Complete Resident Management refers to the fact that cohousing communities manage their neighbourhood themselves. In concept it is similar to a body corporate in a strata development. However bodies corporate rarely manage the day to day running of the development themselves. These tasks are usually handled by a management company or similar body. The only involvement of the members is usually the annual meeting which is restricted to owners and therefore excludes renters. Even then, not all owners attend the meeting. In cohousing the residents manage the physical aspects of the neighbourhood as well as the social aspects. There is not necessarily a separation between these matters.


Separate income sources is what distinguishes cohousing from other intentional communities. It is also what makes it one of the more conservative type of community. People living in cohousing continue to work in traditional jobs and businesses and manage their own finances. The finances for the group as a whole are managed as a body corporate or a club. This is to be distinguished from income sharing communities where funds are pooled and distributed by the group.
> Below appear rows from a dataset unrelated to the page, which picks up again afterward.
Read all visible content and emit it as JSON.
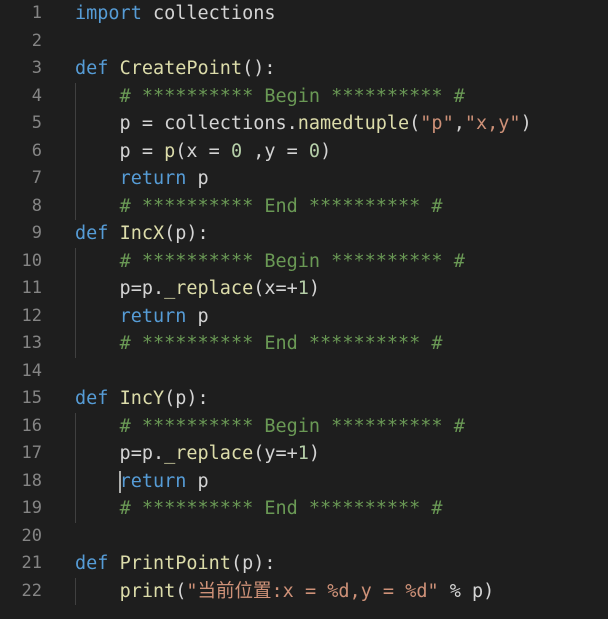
{
  "editor": {
    "language": "python",
    "lines": [
      {
        "n": "1",
        "tokens": [
          {
            "t": "import",
            "c": "kw"
          },
          {
            "t": " collections",
            "c": "id"
          }
        ]
      },
      {
        "n": "2",
        "tokens": []
      },
      {
        "n": "3",
        "tokens": [
          {
            "t": "def",
            "c": "kw"
          },
          {
            "t": " ",
            "c": "id"
          },
          {
            "t": "CreatePoint",
            "c": "fn"
          },
          {
            "t": "():",
            "c": "id"
          }
        ]
      },
      {
        "n": "4",
        "tokens": [
          {
            "t": "    ",
            "c": "id"
          },
          {
            "t": "# ********** Begin ********** #",
            "c": "cm"
          }
        ]
      },
      {
        "n": "5",
        "tokens": [
          {
            "t": "    p = collections.",
            "c": "id"
          },
          {
            "t": "namedtuple",
            "c": "fn"
          },
          {
            "t": "(",
            "c": "id"
          },
          {
            "t": "\"p\"",
            "c": "str"
          },
          {
            "t": ",",
            "c": "id"
          },
          {
            "t": "\"x,y\"",
            "c": "str"
          },
          {
            "t": ")",
            "c": "id"
          }
        ]
      },
      {
        "n": "6",
        "tokens": [
          {
            "t": "    p = ",
            "c": "id"
          },
          {
            "t": "p",
            "c": "fn"
          },
          {
            "t": "(x = ",
            "c": "id"
          },
          {
            "t": "0",
            "c": "num"
          },
          {
            "t": " ,y = ",
            "c": "id"
          },
          {
            "t": "0",
            "c": "num"
          },
          {
            "t": ")",
            "c": "id"
          }
        ]
      },
      {
        "n": "7",
        "tokens": [
          {
            "t": "    ",
            "c": "id"
          },
          {
            "t": "return",
            "c": "kw"
          },
          {
            "t": " p",
            "c": "id"
          }
        ]
      },
      {
        "n": "8",
        "tokens": [
          {
            "t": "    ",
            "c": "id"
          },
          {
            "t": "# ********** End ********** #",
            "c": "cm"
          }
        ]
      },
      {
        "n": "9",
        "tokens": [
          {
            "t": "def",
            "c": "kw"
          },
          {
            "t": " ",
            "c": "id"
          },
          {
            "t": "IncX",
            "c": "fn"
          },
          {
            "t": "(p):",
            "c": "id"
          }
        ]
      },
      {
        "n": "10",
        "tokens": [
          {
            "t": "    ",
            "c": "id"
          },
          {
            "t": "# ********** Begin ********** #",
            "c": "cm"
          }
        ]
      },
      {
        "n": "11",
        "tokens": [
          {
            "t": "    p=p.",
            "c": "id"
          },
          {
            "t": "_replace",
            "c": "fn"
          },
          {
            "t": "(x=+",
            "c": "id"
          },
          {
            "t": "1",
            "c": "num"
          },
          {
            "t": ")",
            "c": "id"
          }
        ]
      },
      {
        "n": "12",
        "tokens": [
          {
            "t": "    ",
            "c": "id"
          },
          {
            "t": "return",
            "c": "kw"
          },
          {
            "t": " p",
            "c": "id"
          }
        ]
      },
      {
        "n": "13",
        "tokens": [
          {
            "t": "    ",
            "c": "id"
          },
          {
            "t": "# ********** End ********** #",
            "c": "cm"
          }
        ]
      },
      {
        "n": "14",
        "tokens": []
      },
      {
        "n": "15",
        "tokens": [
          {
            "t": "def",
            "c": "kw"
          },
          {
            "t": " ",
            "c": "id"
          },
          {
            "t": "IncY",
            "c": "fn"
          },
          {
            "t": "(p):",
            "c": "id"
          }
        ]
      },
      {
        "n": "16",
        "tokens": [
          {
            "t": "    ",
            "c": "id"
          },
          {
            "t": "# ********** Begin ********** #",
            "c": "cm"
          }
        ]
      },
      {
        "n": "17",
        "tokens": [
          {
            "t": "    p=p.",
            "c": "id"
          },
          {
            "t": "_replace",
            "c": "fn"
          },
          {
            "t": "(y=+",
            "c": "id"
          },
          {
            "t": "1",
            "c": "num"
          },
          {
            "t": ")",
            "c": "id"
          }
        ]
      },
      {
        "n": "18",
        "tokens": [
          {
            "t": "    ",
            "c": "id"
          },
          {
            "t": "return",
            "c": "kw"
          },
          {
            "t": " p",
            "c": "id"
          }
        ]
      },
      {
        "n": "19",
        "tokens": [
          {
            "t": "    ",
            "c": "id"
          },
          {
            "t": "# ********** End ********** #",
            "c": "cm"
          }
        ]
      },
      {
        "n": "20",
        "tokens": []
      },
      {
        "n": "21",
        "tokens": [
          {
            "t": "def",
            "c": "kw"
          },
          {
            "t": " ",
            "c": "id"
          },
          {
            "t": "PrintPoint",
            "c": "fn"
          },
          {
            "t": "(p):",
            "c": "id"
          }
        ]
      },
      {
        "n": "22",
        "tokens": [
          {
            "t": "    ",
            "c": "id"
          },
          {
            "t": "print",
            "c": "fn"
          },
          {
            "t": "(",
            "c": "id"
          },
          {
            "t": "\"当前位置:x = %d,y = %d\"",
            "c": "str"
          },
          {
            "t": " % p)",
            "c": "id"
          }
        ]
      }
    ],
    "cursor_line": "18",
    "colors": {
      "background": "#1e1e1e",
      "line_number": "#858585",
      "keyword": "#569cd6",
      "function": "#dcdcaa",
      "string": "#ce9178",
      "number": "#b5cea8",
      "comment": "#6a9955",
      "text": "#d4d4d4"
    }
  }
}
The Gold Coast Cohousing Association described the benefits of cohousing as follows:

  • Mix of residents from rural, suburbanites/inner urban dwellers, old & young, professional & blue collar.
  • Single parents can rely on and trust neighbours to watch their children.
  • Older folk receive much-needed company and a little help around the house.
  • Everyone feels more secure against crime.
  • Car pools can be organised.
  • Positive environmental impact on the community.
  • Imagine not having to worry about the evening meal after a busy day's work, but relax and join in the community meal whenever you like!

There are some other benefits such as security. If you know your neighbours you are less likely to steal from them. In addition, neighbours can watch each others house if somebody is out. If a stranger enters the development neighbours will notice and will watch to see they are not burglars.



What do cohousing developments look like?

Victorian suburbs are dominated by the street. We approach our neighbourhood, usually by car, via the road. The road extends all the way to our house. At the house the road becomes a driveway. Once we are in the driveway we can get out of the car. By the time we do this we are already at home. As a result a huge portion of our suburbs consist of roads and driveways. In addition the road occupies the central position in the neighbourhood. It looks as if the neighbourhood has been designed for cars not people.


[img_assist|nid=33|title=|desc=A drawing of Muir Commons Cohousing in the United States.|link=popup|url=undefined|align=none|width=400|height=356]


Features include:

  1. Common House
  2. Terrace
  3. “tot lot”
  4. Garden
  5. Gathering nodes
  6. Wood and car workshop
  7. Orchard


Cohousing turns suburbia inside out. Car parking is at the edge of the neighbourhood and the centre is open space, a pedestrian walkway or the common house. Cohousing does not have to be this way but when people design their neighbourhoods this is overwhelmingly what they choose.


There are a number of other features which cohousing groups have come up with to improve their neighbourhood. These include post boxes in the common house. This means that people need to come to the common house to collect their mail. When they do this they often meet and interact with neighbours.


Other strategies include placing the kitchen at the front of the house, facing the other houses. People spend a lot of time in the kitchen. If the kitchen faces the public area and all the other kitchens, there will be greater opportunities for people to interact. The kitchen then becomes a semi-private space. There is then a graduation from public space at the front of the house, through semi-private spaces such as the kitchen through to private spaces such as bedrooms. The bedrooms are placed at the back of the house to ensure privacy and because there are no opportunities for social interacting with sleeping people.


[img_assist|nid=35|title=|desc=A drawing showing the hierarchy of spaces from public to private.|link=popup|url=undefined|align=none|width=400|height=109]



1 K McCamant and C Durrett, Cohousing: A Contemporary Approach to Housing Ourselves; 2nd edition 1994. (Amazon)